From the start -- from the day the first of the two Mars rovers safely landed there in 2004 -- Steve Squyres has been warning that their time was limited.
At some point a computer would crash, or a circuit would give out, and one rover or the other would die.
It hasn't happened. The two robotic rovers were supposed to last for 90 "sols," or Martian days. As of today, Spirit, the first rover, has survived 1,000 sols.
"It's pretty amazing, actually," said Justin Maki, the lead imaging scientist for the rover project. "The rover's basically in good health, especially considering its age."
It hasn't been easy. In the summer, the daytime temperature may rise above freezing, but much of the time it is more than 100 degrees below zero.
The air is thin -- but not too thin to deposit a fine layer of dust on the rover's top deck of solar panels, lessening their ability to turn sunlight into electricity.
And the rovers are wearing down. Squyres has said the temperature swings are hard on electric motors and computer circuits.

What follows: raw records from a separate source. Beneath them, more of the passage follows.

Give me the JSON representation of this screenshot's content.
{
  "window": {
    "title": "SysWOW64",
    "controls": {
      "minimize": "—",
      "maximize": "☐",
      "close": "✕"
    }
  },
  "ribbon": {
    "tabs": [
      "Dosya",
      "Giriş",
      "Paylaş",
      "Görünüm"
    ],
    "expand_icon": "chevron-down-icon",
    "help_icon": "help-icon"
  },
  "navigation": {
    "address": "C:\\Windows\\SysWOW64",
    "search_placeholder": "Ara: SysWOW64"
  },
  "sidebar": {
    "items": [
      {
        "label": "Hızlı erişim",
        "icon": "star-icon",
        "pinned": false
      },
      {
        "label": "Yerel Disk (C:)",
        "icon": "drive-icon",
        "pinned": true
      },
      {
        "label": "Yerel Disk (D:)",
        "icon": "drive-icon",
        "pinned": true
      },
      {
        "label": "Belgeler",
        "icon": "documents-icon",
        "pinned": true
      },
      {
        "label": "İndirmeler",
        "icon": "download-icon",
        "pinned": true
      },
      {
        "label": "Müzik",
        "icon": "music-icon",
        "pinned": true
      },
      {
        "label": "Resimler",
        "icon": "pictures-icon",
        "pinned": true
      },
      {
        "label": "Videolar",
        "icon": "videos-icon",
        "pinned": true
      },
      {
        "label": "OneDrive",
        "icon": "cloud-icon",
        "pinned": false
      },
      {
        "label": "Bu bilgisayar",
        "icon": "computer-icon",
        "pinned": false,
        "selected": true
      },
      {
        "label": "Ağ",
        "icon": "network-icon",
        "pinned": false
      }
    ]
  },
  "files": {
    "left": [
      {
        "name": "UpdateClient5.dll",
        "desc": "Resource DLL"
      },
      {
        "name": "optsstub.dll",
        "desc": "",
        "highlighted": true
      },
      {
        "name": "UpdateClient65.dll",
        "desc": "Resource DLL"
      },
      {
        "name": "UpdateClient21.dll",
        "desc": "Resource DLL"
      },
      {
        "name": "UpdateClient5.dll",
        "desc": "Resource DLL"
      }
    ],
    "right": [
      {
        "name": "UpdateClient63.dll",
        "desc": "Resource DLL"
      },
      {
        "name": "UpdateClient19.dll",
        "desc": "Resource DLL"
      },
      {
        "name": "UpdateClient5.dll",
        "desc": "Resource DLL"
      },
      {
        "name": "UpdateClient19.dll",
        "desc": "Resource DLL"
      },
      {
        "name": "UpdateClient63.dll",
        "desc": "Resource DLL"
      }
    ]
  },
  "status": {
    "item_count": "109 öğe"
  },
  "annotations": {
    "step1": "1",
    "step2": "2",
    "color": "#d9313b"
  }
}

"All that expansion and contraction, freeze-thaw, freeze-thaw, freeze-thaw -- something's going to pop," Squyres said last year in his office at Cornell University, back when Spirit had survived "only" 575 sols.
Squyres, the principal investigator for the rover project, still commutes when necessary between Cornell, in central New York state, and NASA's Jet Propulsion Laboratory in Pasadena, Calif.
Perhaps the biggest inconvenience is that Spirit's front-right wheel has stopped working. When engineers command the rover to move, they tell it to go backward, dragging the bad wheel behind it.
In fact, though, Spirit hasn't moved in about 200 days. It is currently winter in the southern hills it has been exploring, and the sun is low on the horizon.
Engineers strategically parked it on a slope facing north, so that its solar panels would get more energy.
They get very little unless the sun shines almost directly down on them.
But luck has been with the rover team.
"We're getting these cleaning events," said Maki, the lead imaging scientist. "That was probably the biggest surprise. Our power was going down and down and down, and then the wind comes along and blows the dust off the solar panels. Who would have guessed?"
NASA took advantage of the break from driving to shoot the single most detailed picture it's gotten to date from the Martian surface.
NASA officials called it the "McMurdo panorama," naming it after America's largest research station in Antarctica -- where it is usually somewhat warmer than on Mars.
You can see it here.
Maki did some calculations and said the picture was the equivalent of what you would get if you had a digital camera that could shoot 130 megapixels.
Most cameras sold today shoot five megapixels to eight megapixels.
"We are on Mars, so there are lots of interesting and new things to look at," he said. "The closer you look at things, the more you discover."
At some point, of course, something onboard the rover will presumably go wrong, and the engineers on Earth will realize, after several days of radio silence from Spirit, that its mission is over.
Even though the rover has far outlived its expected lifetime, Squyres said he knew that he'd be disappointed.
"I just know there will be something, just out of reach, that I still want to explore."